Goal of the exercise: For the records below, print every one exactly, with nothing dropped.

Records contained in a dataset

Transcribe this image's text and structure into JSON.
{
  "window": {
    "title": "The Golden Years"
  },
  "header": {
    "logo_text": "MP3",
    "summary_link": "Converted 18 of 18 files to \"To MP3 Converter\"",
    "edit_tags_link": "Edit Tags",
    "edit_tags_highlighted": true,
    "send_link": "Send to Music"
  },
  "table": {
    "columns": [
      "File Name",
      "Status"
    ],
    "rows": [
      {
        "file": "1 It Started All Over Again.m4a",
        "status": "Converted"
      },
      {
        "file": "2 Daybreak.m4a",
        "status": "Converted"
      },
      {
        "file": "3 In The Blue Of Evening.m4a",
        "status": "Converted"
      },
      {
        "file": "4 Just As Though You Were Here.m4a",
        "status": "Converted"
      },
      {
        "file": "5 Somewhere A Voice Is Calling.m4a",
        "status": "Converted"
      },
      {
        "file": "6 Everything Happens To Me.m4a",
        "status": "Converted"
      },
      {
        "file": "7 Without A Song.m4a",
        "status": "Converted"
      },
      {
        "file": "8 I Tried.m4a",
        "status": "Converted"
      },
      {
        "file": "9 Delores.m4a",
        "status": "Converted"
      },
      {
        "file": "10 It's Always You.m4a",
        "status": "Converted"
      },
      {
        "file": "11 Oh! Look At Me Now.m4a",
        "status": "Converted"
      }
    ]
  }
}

Answer to the problem:
Transcribe this image's text and structure into JSON.
{
  "window": {
    "title": "The Golden Years"
  },
  "header": {
    "logo_text": "MP3",
    "summary_link": "Converted 18 of 18 files to \"To MP3 Converter\"",
    "edit_tags_link": "Edit Tags",
    "edit_tags_highlighted": true,
    "send_link": "Send to Music"
  },
  "table": {
    "columns": [
      "File Name",
      "Status"
    ],
    "rows": [
      {
        "file": "1 It Started All Over Again.m4a",
        "status": "Converted"
      },
      {
        "file": "2 Daybreak.m4a",
        "status": "Converted"
      },
      {
        "file": "3 In The Blue Of Evening.m4a",
        "status": "Converted"
      },
      {
        "file": "4 Just As Though You Were Here.m4a",
        "status": "Converted"
      },
      {
        "file": "5 Somewhere A Voice Is Calling.m4a",
        "status": "Converted"
      },
      {
        "file": "6 Everything Happens To Me.m4a",
        "status": "Converted"
      },
      {
        "file": "7 Without A Song.m4a",
        "status": "Converted"
      },
      {
        "file": "8 I Tried.m4a",
        "status": "Converted"
      },
      {
        "file": "9 Delores.m4a",
        "status": "Converted"
      },
      {
        "file": "10 It's Always You.m4a",
        "status": "Converted"
      },
      {
        "file": "11 Oh! Look At Me Now.m4a",
        "status": "Converted"
      }
    ]
  }
}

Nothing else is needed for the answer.